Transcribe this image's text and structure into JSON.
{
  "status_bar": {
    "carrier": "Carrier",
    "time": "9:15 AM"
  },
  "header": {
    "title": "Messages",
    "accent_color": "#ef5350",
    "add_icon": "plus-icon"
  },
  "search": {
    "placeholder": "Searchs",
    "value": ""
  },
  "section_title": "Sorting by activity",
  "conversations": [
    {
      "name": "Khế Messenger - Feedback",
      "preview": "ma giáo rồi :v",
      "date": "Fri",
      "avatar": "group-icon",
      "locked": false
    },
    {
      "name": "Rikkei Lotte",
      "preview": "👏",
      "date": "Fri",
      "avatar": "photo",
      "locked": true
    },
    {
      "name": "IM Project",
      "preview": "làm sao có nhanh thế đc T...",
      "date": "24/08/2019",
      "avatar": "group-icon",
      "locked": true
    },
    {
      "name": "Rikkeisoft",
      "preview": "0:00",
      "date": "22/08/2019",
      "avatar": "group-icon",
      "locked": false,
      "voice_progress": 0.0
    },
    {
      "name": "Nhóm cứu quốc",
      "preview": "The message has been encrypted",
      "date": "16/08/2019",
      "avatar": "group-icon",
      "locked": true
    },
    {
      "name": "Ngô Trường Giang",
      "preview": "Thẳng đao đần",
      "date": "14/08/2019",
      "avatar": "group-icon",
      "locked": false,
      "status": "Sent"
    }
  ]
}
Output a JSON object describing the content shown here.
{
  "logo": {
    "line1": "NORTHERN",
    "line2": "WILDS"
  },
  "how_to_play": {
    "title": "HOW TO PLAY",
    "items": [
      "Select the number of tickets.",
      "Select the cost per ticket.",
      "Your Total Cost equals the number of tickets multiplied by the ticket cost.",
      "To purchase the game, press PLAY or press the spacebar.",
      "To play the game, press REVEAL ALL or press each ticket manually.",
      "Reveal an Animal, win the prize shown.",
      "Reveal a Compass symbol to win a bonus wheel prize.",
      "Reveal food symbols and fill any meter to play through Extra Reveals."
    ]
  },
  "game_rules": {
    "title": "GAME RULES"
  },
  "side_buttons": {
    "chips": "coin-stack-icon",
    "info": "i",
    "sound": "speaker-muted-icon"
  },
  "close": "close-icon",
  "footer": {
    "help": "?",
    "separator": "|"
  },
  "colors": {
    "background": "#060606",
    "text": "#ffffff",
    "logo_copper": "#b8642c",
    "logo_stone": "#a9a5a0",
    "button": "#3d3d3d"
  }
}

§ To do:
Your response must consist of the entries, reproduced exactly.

§ Answer for this exercise:
Transcribe this image's text and structure into JSON.
{
  "status_bar": {
    "carrier": "Carrier",
    "time": "9:15 AM"
  },
  "header": {
    "title": "Messages",
    "accent_color": "#ef5350",
    "add_icon": "plus-icon"
  },
  "search": {
    "placeholder": "Searchs",
    "value": ""
  },
  "section_title": "Sorting by activity",
  "conversations": [
    {
      "name": "Khế Messenger - Feedback",
      "preview": "ma giáo rồi :v",
      "date": "Fri",
      "avatar": "group-icon",
      "locked": false
    },
    {
      "name": "Rikkei Lotte",
      "preview": "👏",
      "date": "Fri",
      "avatar": "photo",
      "locked": true
    },
    {
      "name": "IM Project",
      "preview": "làm sao có nhanh thế đc T...",
      "date": "24/08/2019",
      "avatar": "group-icon",
      "locked": true
    },
    {
      "name": "Rikkeisoft",
      "preview": "0:00",
      "date": "22/08/2019",
      "avatar": "group-icon",
      "locked": false,
      "voice_progress": 0.0
    },
    {
      "name": "Nhóm cứu quốc",
      "preview": "The message has been encrypted",
      "date": "16/08/2019",
      "avatar": "group-icon",
      "locked": true
    },
    {
      "name": "Ngô Trường Giang",
      "preview": "Thẳng đao đần",
      "date": "14/08/2019",
      "avatar": "group-icon",
      "locked": false,
      "status": "Sent"
    }
  ]
}
Output a JSON object describing the content shown here.
{
  "logo": {
    "line1": "NORTHERN",
    "line2": "WILDS"
  },
  "how_to_play": {
    "title": "HOW TO PLAY",
    "items": [
      "Select the number of tickets.",
      "Select the cost per ticket.",
      "Your Total Cost equals the number of tickets multiplied by the ticket cost.",
      "To purchase the game, press PLAY or press the spacebar.",
      "To play the game, press REVEAL ALL or press each ticket manually.",
      "Reveal an Animal, win the prize shown.",
      "Reveal a Compass symbol to win a bonus wheel prize.",
      "Reveal food symbols and fill any meter to play through Extra Reveals."
    ]
  },
  "game_rules": {
    "title": "GAME RULES"
  },
  "side_buttons": {
    "chips": "coin-stack-icon",
    "info": "i",
    "sound": "speaker-muted-icon"
  },
  "close": "close-icon",
  "footer": {
    "help": "?",
    "separator": "|"
  },
  "colors": {
    "background": "#060606",
    "text": "#ffffff",
    "logo_copper": "#b8642c",
    "logo_stone": "#a9a5a0",
    "button": "#3d3d3d"
  }
}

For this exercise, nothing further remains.